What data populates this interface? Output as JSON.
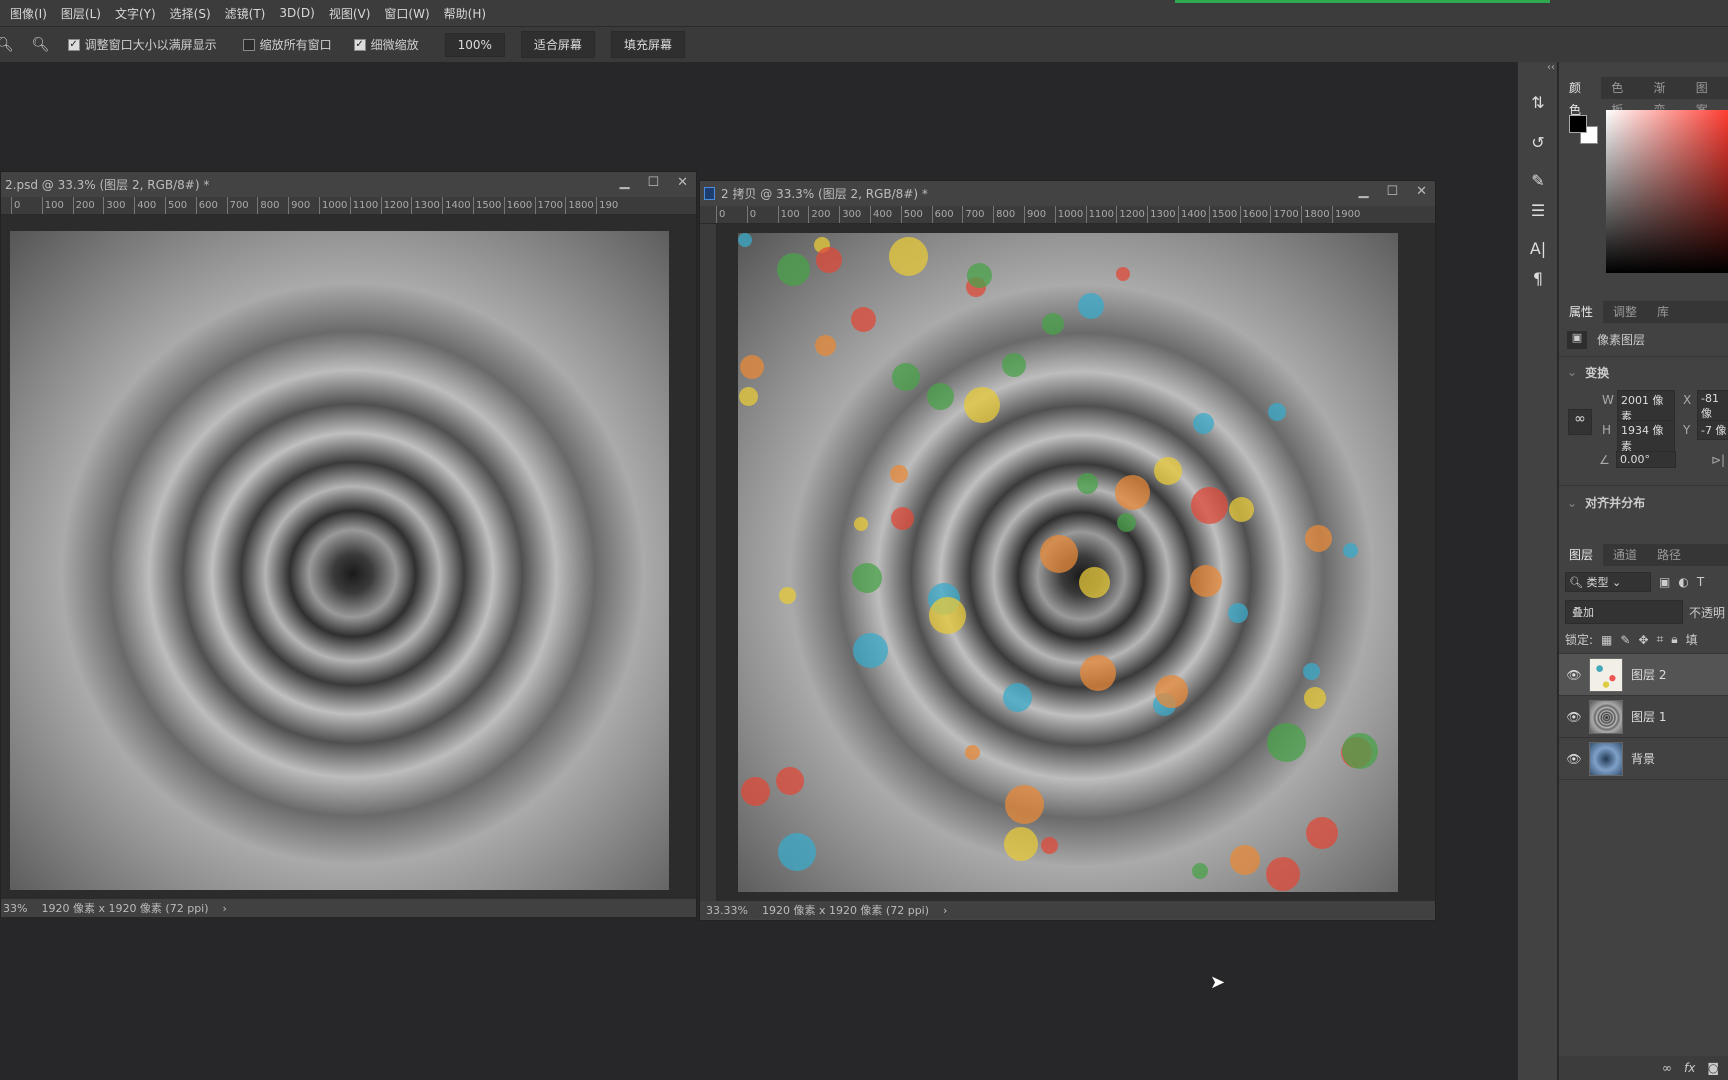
{
  "menu": [
    "图像(I)",
    "图层(L)",
    "文字(Y)",
    "选择(S)",
    "滤镜(T)",
    "3D(D)",
    "视图(V)",
    "窗口(W)",
    "帮助(H)"
  ],
  "options": {
    "resize_windows": {
      "label": "调整窗口大小以满屏显示",
      "checked": true
    },
    "zoom_all": {
      "label": "缩放所有窗口",
      "checked": false
    },
    "scrubby_zoom": {
      "label": "细微缩放",
      "checked": true
    },
    "zoom_value": "100%",
    "fit_screen": "适合屏幕",
    "fill_screen": "填充屏幕"
  },
  "doc_left": {
    "title": "2.psd @ 33.3% (图层 2, RGB/8#) *",
    "ruler": [
      "0",
      "100",
      "200",
      "300",
      "400",
      "500",
      "600",
      "700",
      "800",
      "900",
      "1000",
      "1100",
      "1200",
      "1300",
      "1400",
      "1500",
      "1600",
      "1700",
      "1800",
      "190"
    ],
    "zoom": "33%",
    "info": "1920 像素 x 1920 像素 (72 ppi)"
  },
  "doc_right": {
    "title": "2 拷贝 @ 33.3% (图层 2, RGB/8#) *",
    "ruler": [
      "0",
      "0",
      "100",
      "200",
      "300",
      "400",
      "500",
      "600",
      "700",
      "800",
      "900",
      "1000",
      "1100",
      "1200",
      "1300",
      "1400",
      "1500",
      "1600",
      "1700",
      "1800",
      "1900"
    ],
    "zoom": "33.33%",
    "info": "1920 像素 x 1920 像素 (72 ppi)"
  },
  "color_panel": {
    "tabs": [
      "颜色",
      "色板",
      "渐变",
      "图案"
    ],
    "foreground": "#000000",
    "background": "#ffffff",
    "hue": "#ff3b30"
  },
  "properties": {
    "tabs": [
      "属性",
      "调整",
      "库"
    ],
    "layer_type": "像素图层",
    "transform_label": "变换",
    "w_label": "W",
    "w": "2001 像素",
    "h_label": "H",
    "h": "1934 像素",
    "x_label": "X",
    "x": "-81 像",
    "y_label": "Y",
    "y": "-7 像",
    "angle": "0.00°",
    "align_label": "对齐并分布"
  },
  "layers": {
    "tabs": [
      "图层",
      "通道",
      "路径"
    ],
    "filter": "类型",
    "blend_mode": "叠加",
    "opacity_label": "不透明",
    "lock_label": "锁定:",
    "fill_label": "填",
    "items": [
      {
        "name": "图层 2",
        "selected": true
      },
      {
        "name": "图层 1",
        "selected": false
      },
      {
        "name": "背景",
        "selected": false
      }
    ]
  }
}
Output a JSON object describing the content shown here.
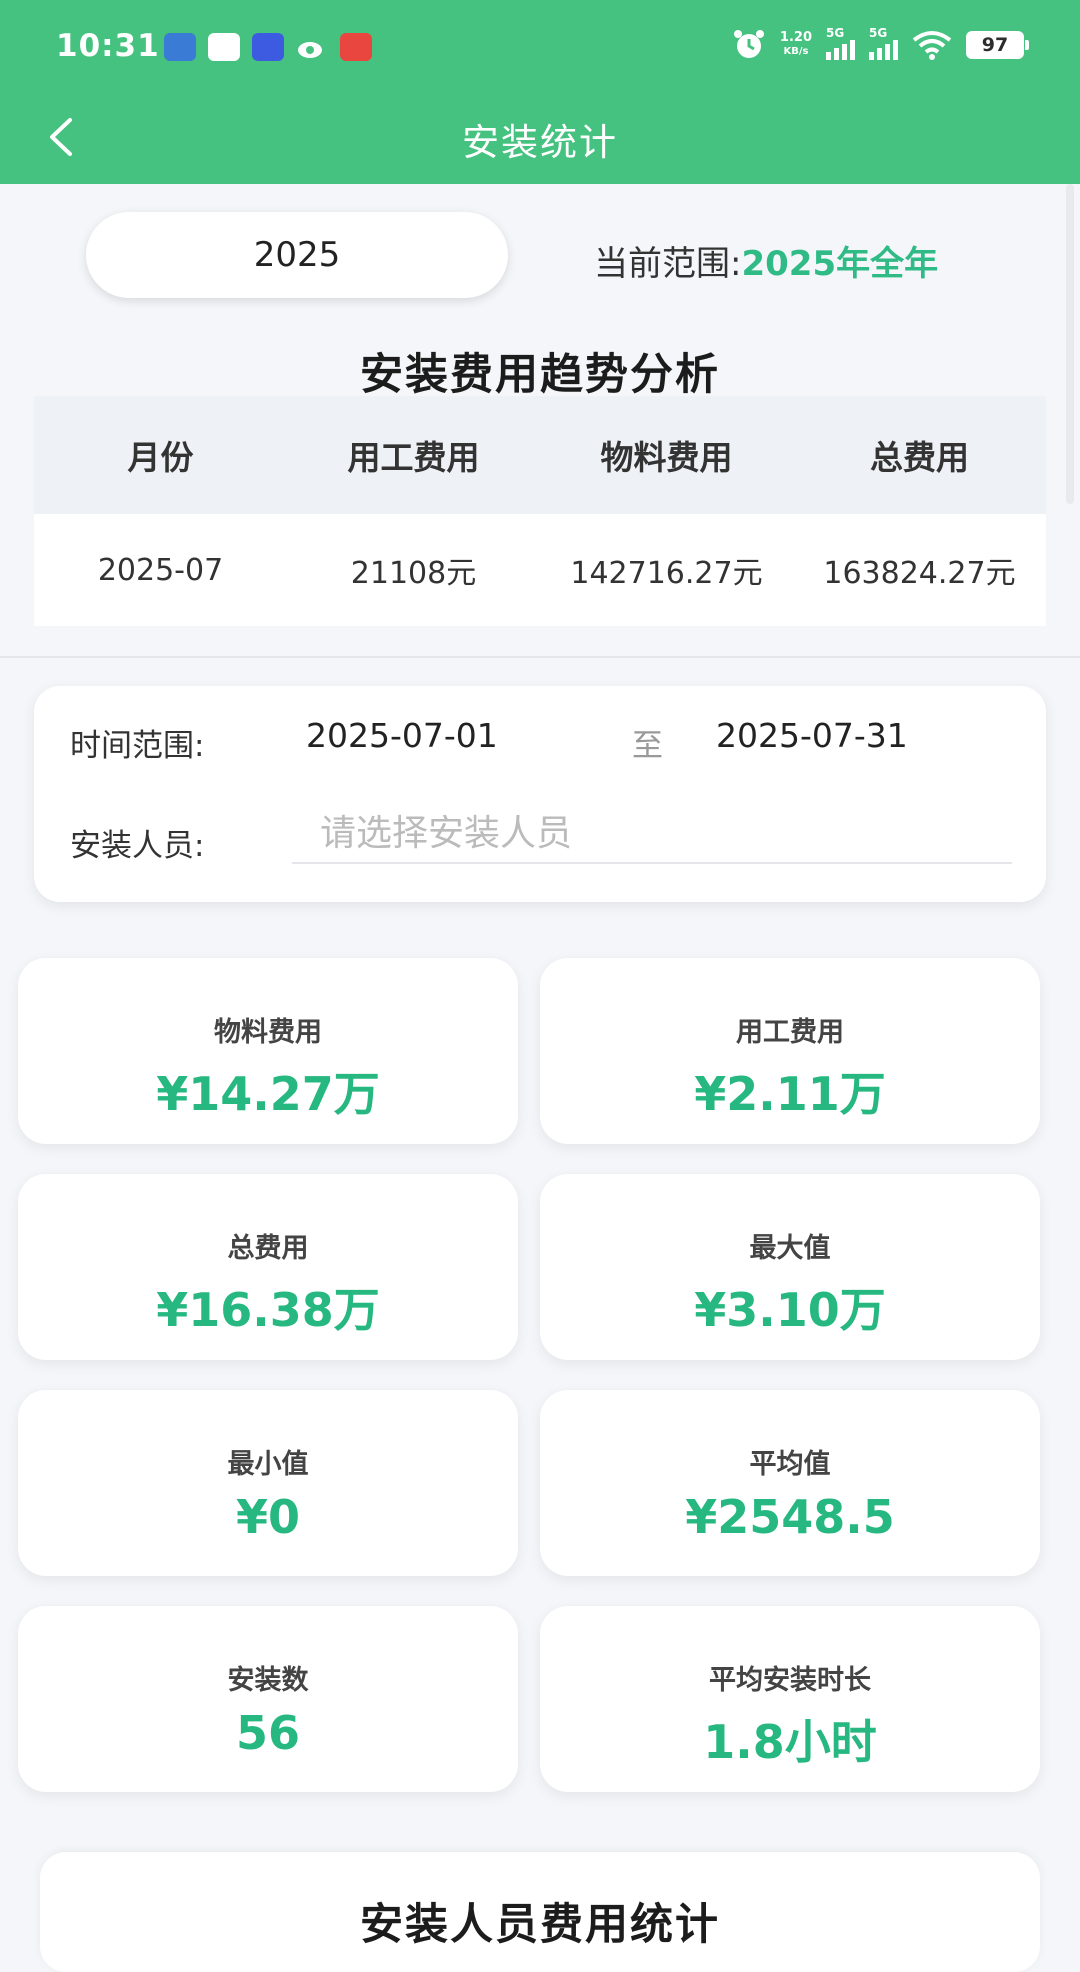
{
  "status_bar": {
    "time": "10:31",
    "net_speed_value": "1.20",
    "net_speed_unit": "KB/s",
    "signal_1_label": "5G",
    "signal_2_label": "5G",
    "battery": "97"
  },
  "nav": {
    "title": "安装统计"
  },
  "filter_year": {
    "value": "2025",
    "range_prefix": "当前范围:",
    "range_value": "2025年全年"
  },
  "trend": {
    "title": "安装费用趋势分析",
    "headers": [
      "月份",
      "用工费用",
      "物料费用",
      "总费用"
    ],
    "rows": [
      [
        "2025-07",
        "21108元",
        "142716.27元",
        "163824.27元"
      ]
    ]
  },
  "filters": {
    "time_label": "时间范围:",
    "start_date": "2025-07-01",
    "to_text": "至",
    "end_date": "2025-07-31",
    "installer_label": "安装人员:",
    "installer_placeholder": "请选择安装人员"
  },
  "stats": [
    {
      "label": "物料费用",
      "value": "¥14.27万"
    },
    {
      "label": "用工费用",
      "value": "¥2.11万"
    },
    {
      "label": "总费用",
      "value": "¥16.38万"
    },
    {
      "label": "最大值",
      "value": "¥3.10万"
    },
    {
      "label": "最小值",
      "value": "¥0"
    },
    {
      "label": "平均值",
      "value": "¥2548.5"
    },
    {
      "label": "安装数",
      "value": "56"
    },
    {
      "label": "平均安装时长",
      "value": "1.8小时"
    }
  ],
  "bottom_section": {
    "title": "安装人员费用统计"
  },
  "colors": {
    "brand_green": "#45c27f",
    "value_green": "#26b880"
  }
}
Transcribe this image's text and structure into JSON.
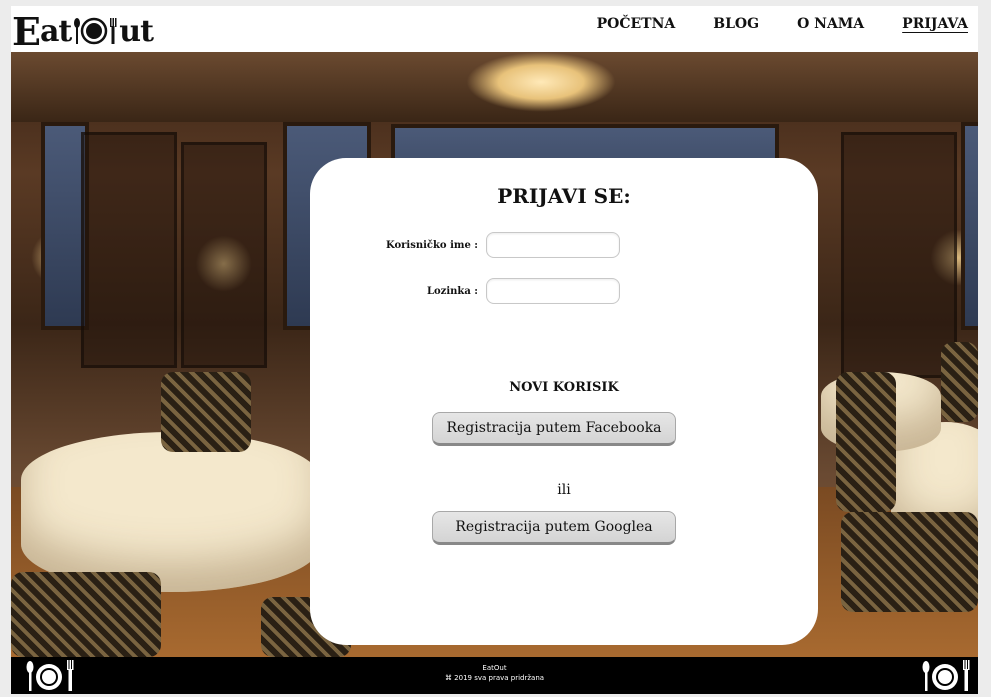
{
  "brand": {
    "logo_text_e": "E",
    "logo_text_at": "at",
    "logo_text_ut": "ut"
  },
  "nav": {
    "items": [
      {
        "label": "POČETNA",
        "active": false
      },
      {
        "label": "BLOG",
        "active": false
      },
      {
        "label": "O NAMA",
        "active": false
      },
      {
        "label": "PRIJAVA",
        "active": true
      }
    ]
  },
  "login": {
    "title": "PRIJAVI SE:",
    "username_label": "Korisničko ime :",
    "username_value": "",
    "password_label": "Lozinka :",
    "password_value": ""
  },
  "register": {
    "title": "NOVI KORISIK",
    "facebook_label": "Registracija putem Facebooka",
    "or_text": "ili",
    "google_label": "Registracija putem Googlea"
  },
  "footer": {
    "brand": "EatOut",
    "copyright": "⌘ 2019 sva prava pridržana"
  },
  "colors": {
    "header_bg": "#ffffff",
    "footer_bg": "#000000",
    "card_bg": "#ffffff",
    "button_bg": "#dcdcdc"
  },
  "icons": [
    "plate-cutlery-icon"
  ]
}
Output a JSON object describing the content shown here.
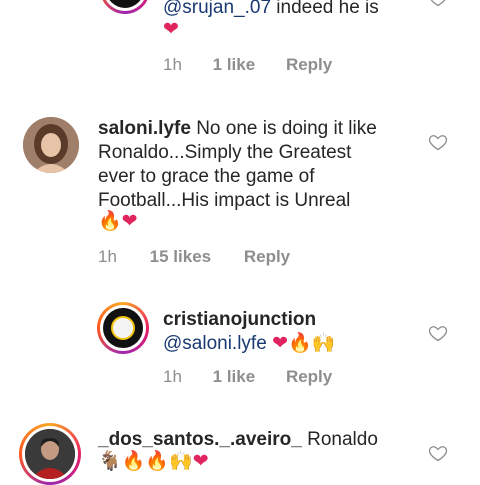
{
  "comments": [
    {
      "id": "reply-top",
      "mention": "@srujan_.07",
      "text": " indeed he is",
      "emoji": [
        "heart"
      ],
      "time": "1h",
      "likes": "1 like",
      "reply": "Reply"
    },
    {
      "id": "saloni",
      "username": "saloni.lyfe",
      "text_lines": [
        " No one is doing it like",
        "Ronaldo...Simply the Greatest",
        "ever to grace the game of",
        "Football...His impact is Unreal"
      ],
      "emoji": [
        "fire",
        "heart"
      ],
      "time": "1h",
      "likes": "15 likes",
      "reply": "Reply"
    },
    {
      "id": "cristiano-reply",
      "username": "cristianojunction",
      "mention": "@saloni.lyfe",
      "emoji": [
        "heart",
        "fire",
        "raised-hands"
      ],
      "time": "1h",
      "likes": "1 like",
      "reply": "Reply"
    },
    {
      "id": "dos-santos",
      "username": "_dos_santos._.aveiro_",
      "text": " Ronaldo",
      "emoji": [
        "goat",
        "fire",
        "fire",
        "raised-hands",
        "heart"
      ]
    }
  ],
  "colors": {
    "username": "#262626",
    "mention": "#1a3a73",
    "meta": "#8e8e8e",
    "heart_emoji": "#e0245e",
    "fire_emoji": "#ff7a00"
  }
}
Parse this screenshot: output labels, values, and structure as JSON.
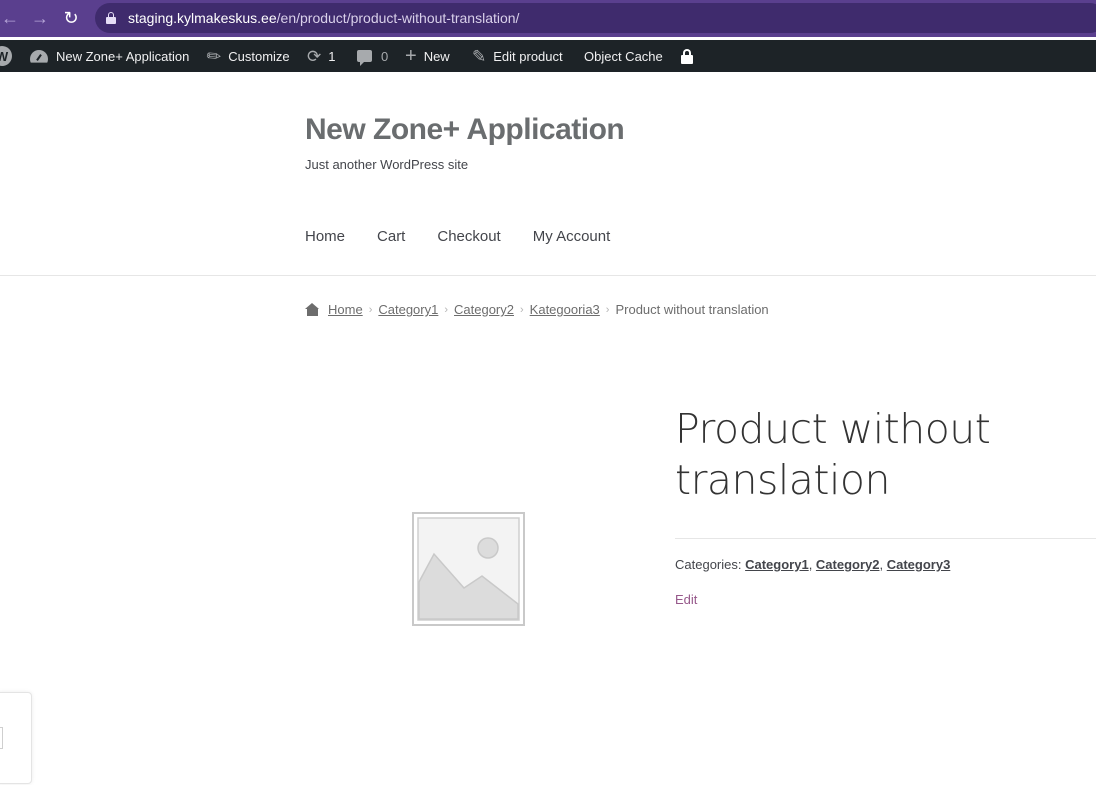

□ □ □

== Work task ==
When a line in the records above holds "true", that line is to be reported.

== Solution to this task ==
      "checked": true
      "checked": true
        "selected": true
        "active": true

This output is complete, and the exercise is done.